“We were particularly astonished when we found that the fraction of agricultural production that depends on pollinators, which includes all of these luxury agriculture items, started growing at a faster pace since the fall of communism in the former USSR and Eastern Europe, and at a much higher rate than the larger fraction of agricultural production that does not depend on pollinators, including wheat and rice, which just follow human population growth,” Aizen said. “Although the primary cause of the accelerating increase of pollinator-dependent crops seems to be economic and political – not biological – their rapid expansion has the potential to trigger future pollination problems for both these crops and native species in neighboring areas.”

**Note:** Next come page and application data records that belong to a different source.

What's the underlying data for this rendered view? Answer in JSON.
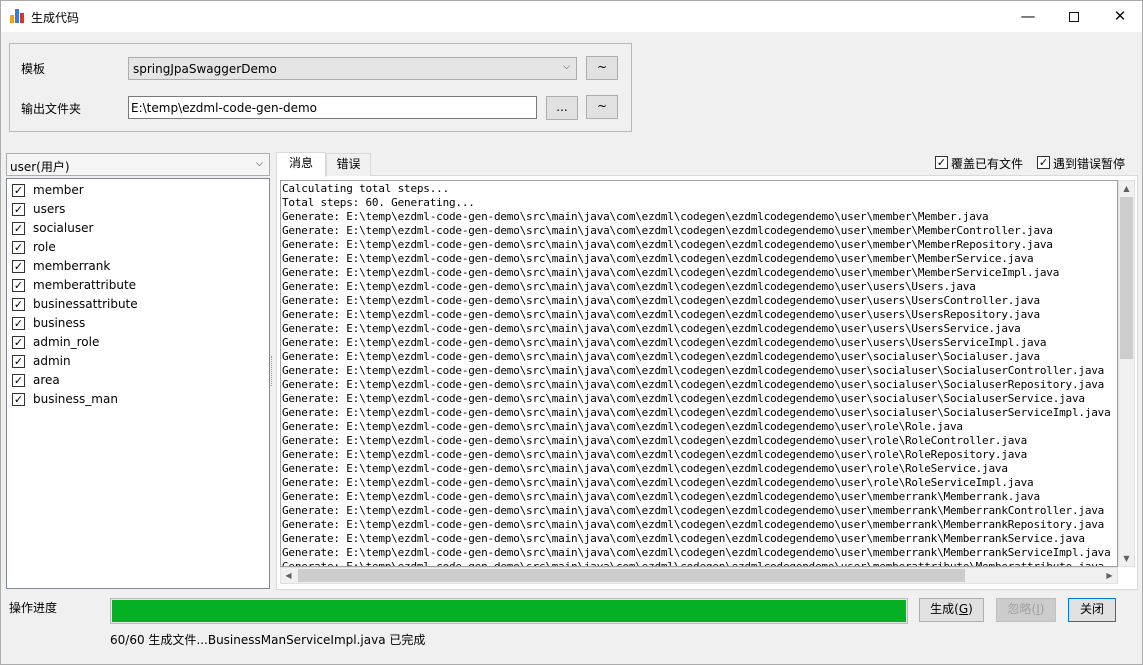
{
  "window": {
    "title": "生成代码",
    "minimize_glyph": "—",
    "close_glyph": "✕"
  },
  "template": {
    "label": "模板",
    "selected": "springJpaSwaggerDemo",
    "btn": "~"
  },
  "output": {
    "label": "输出文件夹",
    "value": "E:\\temp\\ezdml-code-gen-demo",
    "browse_btn": "...",
    "btn": "~"
  },
  "entity_selector": {
    "selected": "user(用户)"
  },
  "entity_list": [
    {
      "label": "member",
      "checked": true
    },
    {
      "label": "users",
      "checked": true
    },
    {
      "label": "socialuser",
      "checked": true
    },
    {
      "label": "role",
      "checked": true
    },
    {
      "label": "memberrank",
      "checked": true
    },
    {
      "label": "memberattribute",
      "checked": true
    },
    {
      "label": "businessattribute",
      "checked": true
    },
    {
      "label": "business",
      "checked": true
    },
    {
      "label": "admin_role",
      "checked": true
    },
    {
      "label": "admin",
      "checked": true
    },
    {
      "label": "area",
      "checked": true
    },
    {
      "label": "business_man",
      "checked": true
    }
  ],
  "tabs": {
    "messages": "消息",
    "errors": "错误"
  },
  "options": {
    "overwrite": "覆盖已有文件",
    "pause_on_error": "遇到错误暂停"
  },
  "log_lines": [
    "Calculating total steps...",
    "Total steps: 60. Generating...",
    "Generate: E:\\temp\\ezdml-code-gen-demo\\src\\main\\java\\com\\ezdml\\codegen\\ezdmlcodegendemo\\user\\member\\Member.java",
    "Generate: E:\\temp\\ezdml-code-gen-demo\\src\\main\\java\\com\\ezdml\\codegen\\ezdmlcodegendemo\\user\\member\\MemberController.java",
    "Generate: E:\\temp\\ezdml-code-gen-demo\\src\\main\\java\\com\\ezdml\\codegen\\ezdmlcodegendemo\\user\\member\\MemberRepository.java",
    "Generate: E:\\temp\\ezdml-code-gen-demo\\src\\main\\java\\com\\ezdml\\codegen\\ezdmlcodegendemo\\user\\member\\MemberService.java",
    "Generate: E:\\temp\\ezdml-code-gen-demo\\src\\main\\java\\com\\ezdml\\codegen\\ezdmlcodegendemo\\user\\member\\MemberServiceImpl.java",
    "Generate: E:\\temp\\ezdml-code-gen-demo\\src\\main\\java\\com\\ezdml\\codegen\\ezdmlcodegendemo\\user\\users\\Users.java",
    "Generate: E:\\temp\\ezdml-code-gen-demo\\src\\main\\java\\com\\ezdml\\codegen\\ezdmlcodegendemo\\user\\users\\UsersController.java",
    "Generate: E:\\temp\\ezdml-code-gen-demo\\src\\main\\java\\com\\ezdml\\codegen\\ezdmlcodegendemo\\user\\users\\UsersRepository.java",
    "Generate: E:\\temp\\ezdml-code-gen-demo\\src\\main\\java\\com\\ezdml\\codegen\\ezdmlcodegendemo\\user\\users\\UsersService.java",
    "Generate: E:\\temp\\ezdml-code-gen-demo\\src\\main\\java\\com\\ezdml\\codegen\\ezdmlcodegendemo\\user\\users\\UsersServiceImpl.java",
    "Generate: E:\\temp\\ezdml-code-gen-demo\\src\\main\\java\\com\\ezdml\\codegen\\ezdmlcodegendemo\\user\\socialuser\\Socialuser.java",
    "Generate: E:\\temp\\ezdml-code-gen-demo\\src\\main\\java\\com\\ezdml\\codegen\\ezdmlcodegendemo\\user\\socialuser\\SocialuserController.java",
    "Generate: E:\\temp\\ezdml-code-gen-demo\\src\\main\\java\\com\\ezdml\\codegen\\ezdmlcodegendemo\\user\\socialuser\\SocialuserRepository.java",
    "Generate: E:\\temp\\ezdml-code-gen-demo\\src\\main\\java\\com\\ezdml\\codegen\\ezdmlcodegendemo\\user\\socialuser\\SocialuserService.java",
    "Generate: E:\\temp\\ezdml-code-gen-demo\\src\\main\\java\\com\\ezdml\\codegen\\ezdmlcodegendemo\\user\\socialuser\\SocialuserServiceImpl.java",
    "Generate: E:\\temp\\ezdml-code-gen-demo\\src\\main\\java\\com\\ezdml\\codegen\\ezdmlcodegendemo\\user\\role\\Role.java",
    "Generate: E:\\temp\\ezdml-code-gen-demo\\src\\main\\java\\com\\ezdml\\codegen\\ezdmlcodegendemo\\user\\role\\RoleController.java",
    "Generate: E:\\temp\\ezdml-code-gen-demo\\src\\main\\java\\com\\ezdml\\codegen\\ezdmlcodegendemo\\user\\role\\RoleRepository.java",
    "Generate: E:\\temp\\ezdml-code-gen-demo\\src\\main\\java\\com\\ezdml\\codegen\\ezdmlcodegendemo\\user\\role\\RoleService.java",
    "Generate: E:\\temp\\ezdml-code-gen-demo\\src\\main\\java\\com\\ezdml\\codegen\\ezdmlcodegendemo\\user\\role\\RoleServiceImpl.java",
    "Generate: E:\\temp\\ezdml-code-gen-demo\\src\\main\\java\\com\\ezdml\\codegen\\ezdmlcodegendemo\\user\\memberrank\\Memberrank.java",
    "Generate: E:\\temp\\ezdml-code-gen-demo\\src\\main\\java\\com\\ezdml\\codegen\\ezdmlcodegendemo\\user\\memberrank\\MemberrankController.java",
    "Generate: E:\\temp\\ezdml-code-gen-demo\\src\\main\\java\\com\\ezdml\\codegen\\ezdmlcodegendemo\\user\\memberrank\\MemberrankRepository.java",
    "Generate: E:\\temp\\ezdml-code-gen-demo\\src\\main\\java\\com\\ezdml\\codegen\\ezdmlcodegendemo\\user\\memberrank\\MemberrankService.java",
    "Generate: E:\\temp\\ezdml-code-gen-demo\\src\\main\\java\\com\\ezdml\\codegen\\ezdmlcodegendemo\\user\\memberrank\\MemberrankServiceImpl.java",
    "Generate: E:\\temp\\ezdml-code-gen-demo\\src\\main\\java\\com\\ezdml\\codegen\\ezdmlcodegendemo\\user\\memberattribute\\Memberattribute.java"
  ],
  "scroll": {
    "up": "▲",
    "down": "▼",
    "left": "◀",
    "right": "▶"
  },
  "progress": {
    "label": "操作进度",
    "value": 60,
    "total": 60,
    "fraction": 1.0,
    "status": "60/60 生成文件...BusinessManServiceImpl.java 已完成",
    "bar_color": "#06b025"
  },
  "buttons": {
    "generate": "生成",
    "generate_key": "G",
    "ignore": "忽略",
    "ignore_key": "I",
    "close": "关闭"
  },
  "check_glyph": "✓"
}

The associated increase in demand for agricultural land could also hasten the destruction of habitat that now supports hundreds or thousands of species of wild pollinators, which would in turn cause a drop in crop yield, he said.

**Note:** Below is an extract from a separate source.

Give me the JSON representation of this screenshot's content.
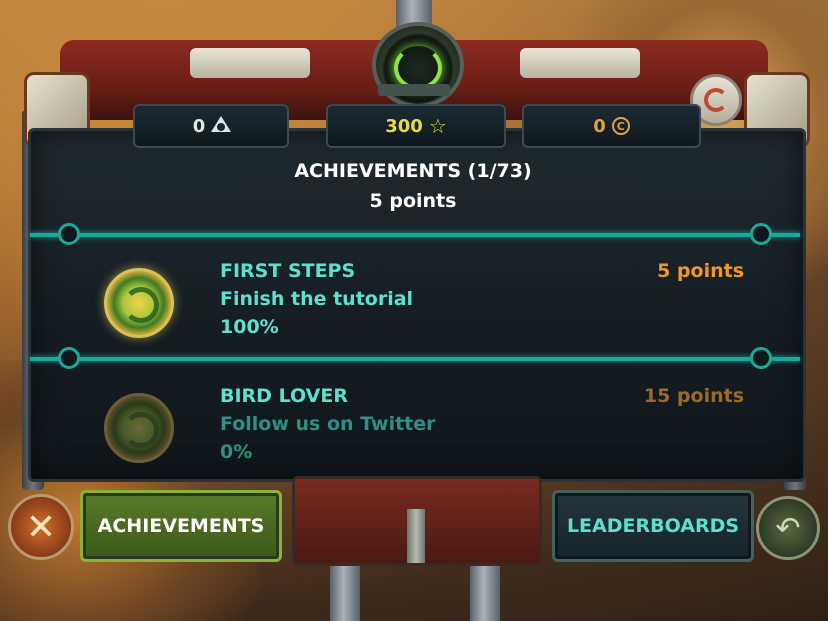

“Most importantly, decreasing yield by these pollinator-dependent crops surely would imply rising market prices, which undoubtedly would constitute a further incentive for their cultivation,” Aizen said. “This situation would create a positive feedback circuit that could promote more habitat destruction and further deterioration of pollination services. The good news is that less-intensively managed agro-ecosystems that preserve patches of natural and semi-natural habitats and uncultivated field edges can sustain abundant and diverse communities of wild pollinators.”

 The researchers include Marcelo A. Aizen, Universidad Nacional del Comahue, Rio Negro, Argentina; and Lawrence D. Harder, of University of Calgary, Calgary, Alberta, Canada.

Contact: Cathleen Genova
Cell Press

Last Summer Sunday Work Bee Event! Come on Out and Bring your Friends!

by Barry Cottam │ Tuesday Invasive Species Group leader at FWG

2012 weekend weed bee half-day events –> Sundays: 8 & 15 July, 12 Aug, 9 Sep from 8:30AM until 12:30PM

Meet at the Interpretation Centre (Building 138); Find us with Google Maps

The Fletcher Wildlife Garden, our Hidden Gem, has been virtually taken over by Dog-strangling Vine (DSV). If you don’t know what it looks like, then you will see acres of lovely green here at the FWG. But if you can recognize DSV, you will immediately realize how much of a problem it has become. First noticed in 1991, around the time the FWG was started, DSV has spread until it is now out of control. Serious, long-term measures are required to put a dent in the population of this highly invasive plant.

Weed bee volunteers working in terrain the scythes can’t go.

Continue reading